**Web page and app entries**
#####

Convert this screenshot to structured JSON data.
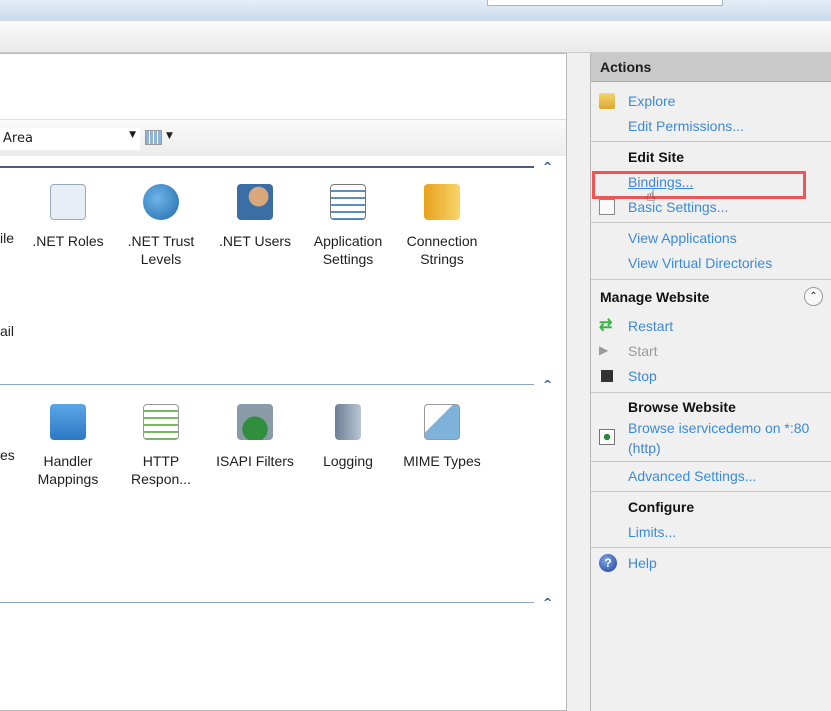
{
  "filter": {
    "group_by": "Area"
  },
  "features": {
    "row1_cut": "ile",
    "row1b_cut": "ail",
    "row1": [
      ".NET Roles",
      ".NET Trust Levels",
      ".NET Users",
      "Application Settings",
      "Connection Strings"
    ],
    "row2_cut": "es",
    "row2": [
      "Handler Mappings",
      "HTTP Respon...",
      "ISAPI Filters",
      "Logging",
      "MIME Types"
    ]
  },
  "actions": {
    "title": "Actions",
    "explore": "Explore",
    "edit_permissions": "Edit Permissions...",
    "edit_site": "Edit Site",
    "bindings": "Bindings...",
    "basic_settings": "Basic Settings...",
    "view_applications": "View Applications",
    "view_virtual_directories": "View Virtual Directories",
    "manage_website": "Manage Website",
    "restart": "Restart",
    "start": "Start",
    "stop": "Stop",
    "browse_website": "Browse Website",
    "browse_link": "Browse iservicedemo on *:80",
    "browse_link2": "(http)",
    "advanced_settings": "Advanced Settings...",
    "configure": "Configure",
    "limits": "Limits...",
    "help": "Help"
  },
  "colors": {
    "link": "#3b8ad9",
    "highlight": "#f05454"
  }
}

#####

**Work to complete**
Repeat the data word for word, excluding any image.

**Finished exercise**
Convert this screenshot to structured JSON data.
{
  "filter": {
    "group_by": "Area"
  },
  "features": {
    "row1_cut": "ile",
    "row1b_cut": "ail",
    "row1": [
      ".NET Roles",
      ".NET Trust Levels",
      ".NET Users",
      "Application Settings",
      "Connection Strings"
    ],
    "row2_cut": "es",
    "row2": [
      "Handler Mappings",
      "HTTP Respon...",
      "ISAPI Filters",
      "Logging",
      "MIME Types"
    ]
  },
  "actions": {
    "title": "Actions",
    "explore": "Explore",
    "edit_permissions": "Edit Permissions...",
    "edit_site": "Edit Site",
    "bindings": "Bindings...",
    "basic_settings": "Basic Settings...",
    "view_applications": "View Applications",
    "view_virtual_directories": "View Virtual Directories",
    "manage_website": "Manage Website",
    "restart": "Restart",
    "start": "Start",
    "stop": "Stop",
    "browse_website": "Browse Website",
    "browse_link": "Browse iservicedemo on *:80",
    "browse_link2": "(http)",
    "advanced_settings": "Advanced Settings...",
    "configure": "Configure",
    "limits": "Limits...",
    "help": "Help"
  },
  "colors": {
    "link": "#3b8ad9",
    "highlight": "#f05454"
  }
}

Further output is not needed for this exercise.